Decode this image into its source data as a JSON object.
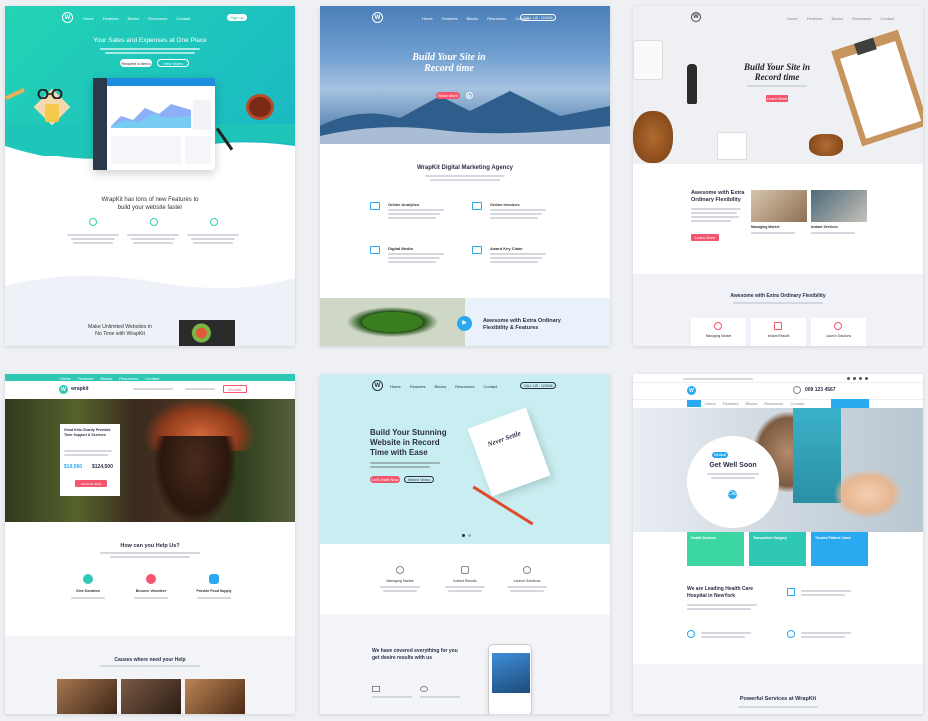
{
  "nav": {
    "items": [
      "Home",
      "Features",
      "Blocks",
      "Resources",
      "Contact"
    ],
    "signup": "Sign up",
    "call": "CALL US : 123456"
  },
  "t1": {
    "hero": "Your Sales and Expenses at One Place",
    "btn1": "Request a demo",
    "btn2": "View Video",
    "features_title_l1": "WrapKit has tons of new Features to",
    "features_title_l2": "build your website faster",
    "bottom_l1": "Make Unlimited Websites in",
    "bottom_l2": "No Time with WrapKit"
  },
  "t2": {
    "hero_l1": "Build Your Site in",
    "hero_l2": "Record time",
    "btn": "Read More",
    "agency": "WrapKit Digital Marketing Agency",
    "services": [
      "Online Analytics",
      "Online Invoices",
      "Digital Media",
      "Award Key Claim"
    ],
    "awesome_l1": "Awesome with Extra Ordinary",
    "awesome_l2": "Flexibility & Features"
  },
  "t3": {
    "hero_l1": "Build Your Site in",
    "hero_l2": "Record time",
    "btn": "Learn More",
    "awesome_l1": "Awesome with Extra",
    "awesome_l2": "Ordinary Flexibility",
    "cards": [
      "Managing Market",
      "Instant Services"
    ],
    "section": "Awesome with Extra Ordinary Flexibility",
    "boxes": [
      "Managing Market",
      "Instant Results",
      "Launch Solutions"
    ]
  },
  "t4": {
    "brand": "wrapkit",
    "donate": "Donate",
    "card_title": "Great Kids Charity Provides Their Support & Services",
    "amount1": "$19,560",
    "amount2": "$124,500",
    "card_btn": "DONATE NOW",
    "help": "How can you Help Us?",
    "items": [
      "Give Donation",
      "Become Volunteer",
      "Provide Food Supply"
    ],
    "causes": "Causes where need your Help"
  },
  "t5": {
    "hero_l1": "Build Your Stunning",
    "hero_l2": "Website in Record",
    "hero_l3": "Time with Ease",
    "btn1": "Let's Start Now",
    "btn2": "Watch Video",
    "notebook": "Never Settle",
    "features": [
      "Managing Market",
      "Instant Results",
      "Launch Solutions"
    ],
    "covered_l1": "We have covered everything for you",
    "covered_l2": "get desire results with us"
  },
  "t6": {
    "phone": "009 123 4567",
    "tag": "Medical",
    "hero": "Get Well Soon",
    "cta": "Click Here",
    "boxes": [
      "Health Doctors",
      "Transaction Surgery",
      "Trusted Patient Cares"
    ],
    "leading_l1": "We are Leading Health Care",
    "leading_l2": "Hospital in NewYork",
    "powerful": "Powerful Services at WrapKit"
  },
  "colors": {
    "teal": "#29d3b0",
    "pink": "#f4566d",
    "blue": "#2aa8f0",
    "green": "#3dd7a6",
    "charity": "#2ec8b4"
  }
}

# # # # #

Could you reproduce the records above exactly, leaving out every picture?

Decode this image into its source data as a JSON object.
{
  "nav": {
    "items": [
      "Home",
      "Features",
      "Blocks",
      "Resources",
      "Contact"
    ],
    "signup": "Sign up",
    "call": "CALL US : 123456"
  },
  "t1": {
    "hero": "Your Sales and Expenses at One Place",
    "btn1": "Request a demo",
    "btn2": "View Video",
    "features_title_l1": "WrapKit has tons of new Features to",
    "features_title_l2": "build your website faster",
    "bottom_l1": "Make Unlimited Websites in",
    "bottom_l2": "No Time with WrapKit"
  },
  "t2": {
    "hero_l1": "Build Your Site in",
    "hero_l2": "Record time",
    "btn": "Read More",
    "agency": "WrapKit Digital Marketing Agency",
    "services": [
      "Online Analytics",
      "Online Invoices",
      "Digital Media",
      "Award Key Claim"
    ],
    "awesome_l1": "Awesome with Extra Ordinary",
    "awesome_l2": "Flexibility & Features"
  },
  "t3": {
    "hero_l1": "Build Your Site in",
    "hero_l2": "Record time",
    "btn": "Learn More",
    "awesome_l1": "Awesome with Extra",
    "awesome_l2": "Ordinary Flexibility",
    "cards": [
      "Managing Market",
      "Instant Services"
    ],
    "section": "Awesome with Extra Ordinary Flexibility",
    "boxes": [
      "Managing Market",
      "Instant Results",
      "Launch Solutions"
    ]
  },
  "t4": {
    "brand": "wrapkit",
    "donate": "Donate",
    "card_title": "Great Kids Charity Provides Their Support & Services",
    "amount1": "$19,560",
    "amount2": "$124,500",
    "card_btn": "DONATE NOW",
    "help": "How can you Help Us?",
    "items": [
      "Give Donation",
      "Become Volunteer",
      "Provide Food Supply"
    ],
    "causes": "Causes where need your Help"
  },
  "t5": {
    "hero_l1": "Build Your Stunning",
    "hero_l2": "Website in Record",
    "hero_l3": "Time with Ease",
    "btn1": "Let's Start Now",
    "btn2": "Watch Video",
    "notebook": "Never Settle",
    "features": [
      "Managing Market",
      "Instant Results",
      "Launch Solutions"
    ],
    "covered_l1": "We have covered everything for you",
    "covered_l2": "get desire results with us"
  },
  "t6": {
    "phone": "009 123 4567",
    "tag": "Medical",
    "hero": "Get Well Soon",
    "cta": "Click Here",
    "boxes": [
      "Health Doctors",
      "Transaction Surgery",
      "Trusted Patient Cares"
    ],
    "leading_l1": "We are Leading Health Care",
    "leading_l2": "Hospital in NewYork",
    "powerful": "Powerful Services at WrapKit"
  },
  "colors": {
    "teal": "#29d3b0",
    "pink": "#f4566d",
    "blue": "#2aa8f0",
    "green": "#3dd7a6",
    "charity": "#2ec8b4"
  }
}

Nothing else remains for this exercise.